“Will some people be a little less happy? Probably,” he said. “But will that be a meaningful difference in happiness and will it translate into any kind of real changes in behaviors? Probably not.”
For Katie Healy, an accounting consultant who lives in Miami and travels to Washington, D.C., for work about once a month, JetBlue will still be one of her top choices as long as base fares don’t climb significantly.
“I like the TVs, I like the flight attendants; now they have Wi-Fi,” said Healy, who has flown the airline since 2003. “I just like the experience.”
She said that while other airlines seem to have sacrificed customer service in favor of bolstering their bottom line, JetBlue has avoided that fate. But she knows the pressure is on. Healy said she doesn’t mind a few extra seats on a plane or a fee for checked bags, since she never checks one anyway. For her, the key must-haves are personal TVs for each passenger and Wi-Fi on more planes.
“I understand it’s a business,” she said. “I know they’re one of the last ones to do it. I know it was a matter of time.”
This article includes comments from the Public Insight Network, an online community of people who have agreed to share their opinions with the Miami Herald and WLRN. Become a source at MiamiHerald.com/insight.
Headquarters: Long Island City, Nwe York
Total daily flights: 875
Daily flights in Fort Lauderdale: 69 on average
Employees worldwide: 17,000
Employees in Fort Lauderdale: About 1,300
Cookies distributed in 2014: 8 million bags of chocolate chip cookies
Net income in 2014: $401 million
Awards: Recently won highest honor in customer satisfaction among low-cost carriers for the 11th year in a row from J.D. Power.
Source: JetBlue, FLL and Miami Herald research

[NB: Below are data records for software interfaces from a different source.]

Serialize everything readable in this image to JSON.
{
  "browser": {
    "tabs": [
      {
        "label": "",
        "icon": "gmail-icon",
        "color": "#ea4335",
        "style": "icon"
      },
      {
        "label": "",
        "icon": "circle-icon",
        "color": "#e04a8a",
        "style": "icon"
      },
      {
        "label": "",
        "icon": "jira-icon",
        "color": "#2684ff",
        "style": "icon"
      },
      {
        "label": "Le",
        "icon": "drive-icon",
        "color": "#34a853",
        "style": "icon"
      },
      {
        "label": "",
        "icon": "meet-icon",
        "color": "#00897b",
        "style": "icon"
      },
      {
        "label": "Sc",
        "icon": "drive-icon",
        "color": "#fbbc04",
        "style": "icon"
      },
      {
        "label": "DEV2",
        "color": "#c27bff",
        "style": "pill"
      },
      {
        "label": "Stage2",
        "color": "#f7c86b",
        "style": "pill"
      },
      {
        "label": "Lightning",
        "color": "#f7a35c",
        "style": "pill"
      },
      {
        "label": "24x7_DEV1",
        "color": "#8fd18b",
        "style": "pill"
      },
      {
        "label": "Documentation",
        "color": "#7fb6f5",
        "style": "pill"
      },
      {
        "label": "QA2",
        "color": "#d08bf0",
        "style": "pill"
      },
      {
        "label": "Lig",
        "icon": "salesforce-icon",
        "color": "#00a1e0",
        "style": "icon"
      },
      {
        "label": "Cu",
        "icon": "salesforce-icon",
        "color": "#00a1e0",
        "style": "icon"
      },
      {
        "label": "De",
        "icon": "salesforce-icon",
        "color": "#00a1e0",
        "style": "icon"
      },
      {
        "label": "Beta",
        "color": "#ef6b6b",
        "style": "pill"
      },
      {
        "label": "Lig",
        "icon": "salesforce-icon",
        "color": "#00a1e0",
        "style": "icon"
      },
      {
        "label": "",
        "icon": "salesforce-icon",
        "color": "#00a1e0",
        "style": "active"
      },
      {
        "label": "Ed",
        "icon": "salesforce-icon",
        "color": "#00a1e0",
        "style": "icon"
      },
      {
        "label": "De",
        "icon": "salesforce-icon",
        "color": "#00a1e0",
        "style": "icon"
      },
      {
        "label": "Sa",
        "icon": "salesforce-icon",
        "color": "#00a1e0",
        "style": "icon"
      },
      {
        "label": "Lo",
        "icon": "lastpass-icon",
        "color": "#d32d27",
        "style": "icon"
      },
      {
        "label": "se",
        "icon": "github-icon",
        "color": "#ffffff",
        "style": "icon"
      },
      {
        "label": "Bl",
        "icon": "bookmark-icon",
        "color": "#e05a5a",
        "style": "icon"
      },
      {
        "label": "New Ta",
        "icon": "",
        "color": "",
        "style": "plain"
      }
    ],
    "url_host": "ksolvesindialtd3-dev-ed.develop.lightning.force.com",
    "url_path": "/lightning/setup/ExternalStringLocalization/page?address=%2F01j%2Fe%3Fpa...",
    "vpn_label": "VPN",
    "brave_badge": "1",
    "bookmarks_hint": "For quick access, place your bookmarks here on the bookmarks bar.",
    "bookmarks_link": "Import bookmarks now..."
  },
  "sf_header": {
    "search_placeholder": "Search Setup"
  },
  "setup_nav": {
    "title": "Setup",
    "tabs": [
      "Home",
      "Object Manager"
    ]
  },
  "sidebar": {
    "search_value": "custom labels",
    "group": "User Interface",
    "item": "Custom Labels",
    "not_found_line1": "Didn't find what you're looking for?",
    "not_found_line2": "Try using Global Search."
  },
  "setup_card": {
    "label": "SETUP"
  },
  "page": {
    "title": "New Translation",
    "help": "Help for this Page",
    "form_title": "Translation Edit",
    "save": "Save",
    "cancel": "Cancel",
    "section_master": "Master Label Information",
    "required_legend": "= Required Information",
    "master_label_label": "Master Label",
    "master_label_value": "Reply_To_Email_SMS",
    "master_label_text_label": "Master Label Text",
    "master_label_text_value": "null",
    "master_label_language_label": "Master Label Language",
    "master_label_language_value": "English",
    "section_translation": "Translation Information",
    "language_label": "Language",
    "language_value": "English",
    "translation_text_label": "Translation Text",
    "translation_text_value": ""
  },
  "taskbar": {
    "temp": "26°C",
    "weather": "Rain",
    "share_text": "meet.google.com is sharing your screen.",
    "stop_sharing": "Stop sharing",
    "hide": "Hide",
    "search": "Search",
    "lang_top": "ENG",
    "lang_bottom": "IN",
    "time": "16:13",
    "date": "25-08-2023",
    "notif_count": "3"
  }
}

Top carriers at Fort Lauderdale-Hollywood International Airport*
Percent of traffic
*As of first quarter of 2015
Source: Fort Lauderdale-Hollywood International Airport